◆ **AIM OF THE TASK**: Lines below that include "title" are the answer; copy each one.

Entries from a dataset of interfaces
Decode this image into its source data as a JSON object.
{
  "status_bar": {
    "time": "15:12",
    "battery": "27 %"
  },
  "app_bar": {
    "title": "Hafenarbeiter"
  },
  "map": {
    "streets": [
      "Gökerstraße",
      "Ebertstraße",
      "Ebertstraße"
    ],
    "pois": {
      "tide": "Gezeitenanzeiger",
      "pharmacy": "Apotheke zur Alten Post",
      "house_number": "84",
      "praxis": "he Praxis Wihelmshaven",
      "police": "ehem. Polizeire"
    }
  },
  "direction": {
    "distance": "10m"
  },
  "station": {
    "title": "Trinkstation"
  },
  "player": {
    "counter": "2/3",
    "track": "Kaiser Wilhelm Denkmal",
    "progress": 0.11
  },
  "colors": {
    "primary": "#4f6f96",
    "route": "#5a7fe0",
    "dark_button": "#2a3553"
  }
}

◆ **ANSWER TO THE PROBLEM**:
    "title": "Hafenarbeiter"
    "title": "Trinkstation"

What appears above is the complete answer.